— WHAT YOU HAVE TO DO —
Give back all of the data exactly, with every picture omitted.

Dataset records
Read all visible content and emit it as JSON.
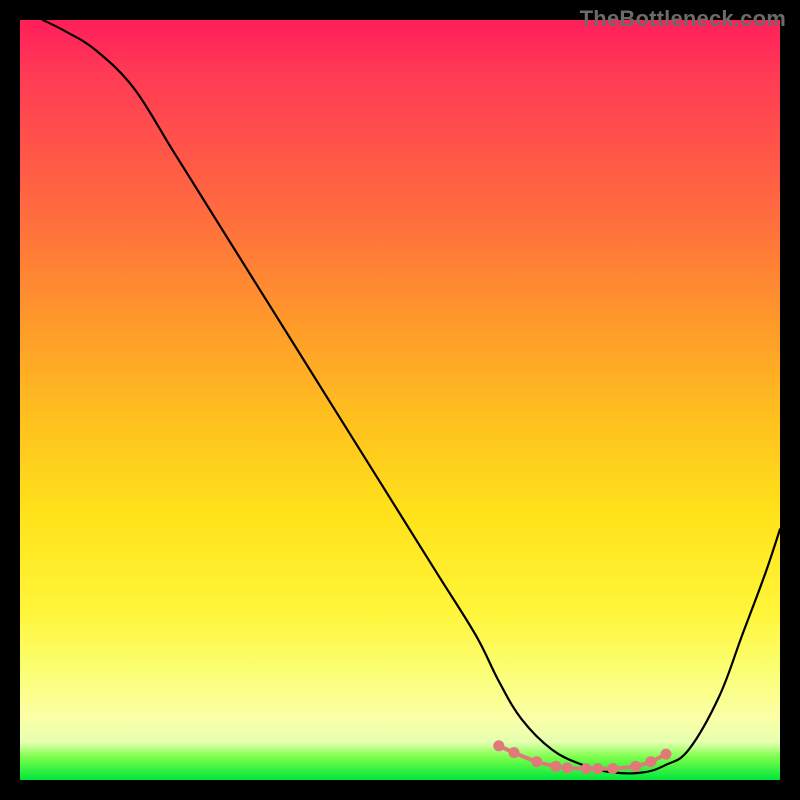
{
  "watermark": "TheBottleneck.com",
  "chart_data": {
    "type": "line",
    "title": "",
    "xlabel": "",
    "ylabel": "",
    "xlim": [
      0,
      100
    ],
    "ylim": [
      0,
      100
    ],
    "series": [
      {
        "name": "curve",
        "x": [
          3,
          6,
          10,
          15,
          20,
          25,
          30,
          35,
          40,
          45,
          50,
          55,
          60,
          63,
          66,
          70,
          74,
          78,
          82,
          85,
          88,
          92,
          95,
          98,
          100
        ],
        "y": [
          100,
          98.5,
          96,
          91,
          83,
          75,
          67,
          59,
          51,
          43,
          35,
          27,
          19,
          13,
          8,
          4,
          2,
          1,
          1,
          2,
          4,
          11,
          19,
          27,
          33
        ]
      }
    ],
    "markers": {
      "name": "valley-dots",
      "color": "#e07a7a",
      "x": [
        63,
        65,
        68,
        70.5,
        72,
        74.5,
        76,
        78,
        81,
        83,
        85
      ],
      "y": [
        4.5,
        3.6,
        2.4,
        1.8,
        1.6,
        1.5,
        1.5,
        1.5,
        1.8,
        2.4,
        3.4
      ]
    }
  }
}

— WORKED SOLUTION —
Read all visible content and emit it as JSON.
{
  "watermark": "TheBottleneck.com",
  "chart_data": {
    "type": "line",
    "title": "",
    "xlabel": "",
    "ylabel": "",
    "xlim": [
      0,
      100
    ],
    "ylim": [
      0,
      100
    ],
    "series": [
      {
        "name": "curve",
        "x": [
          3,
          6,
          10,
          15,
          20,
          25,
          30,
          35,
          40,
          45,
          50,
          55,
          60,
          63,
          66,
          70,
          74,
          78,
          82,
          85,
          88,
          92,
          95,
          98,
          100
        ],
        "y": [
          100,
          98.5,
          96,
          91,
          83,
          75,
          67,
          59,
          51,
          43,
          35,
          27,
          19,
          13,
          8,
          4,
          2,
          1,
          1,
          2,
          4,
          11,
          19,
          27,
          33
        ]
      }
    ],
    "markers": {
      "name": "valley-dots",
      "color": "#e07a7a",
      "x": [
        63,
        65,
        68,
        70.5,
        72,
        74.5,
        76,
        78,
        81,
        83,
        85
      ],
      "y": [
        4.5,
        3.6,
        2.4,
        1.8,
        1.6,
        1.5,
        1.5,
        1.5,
        1.8,
        2.4,
        3.4
      ]
    }
  }
}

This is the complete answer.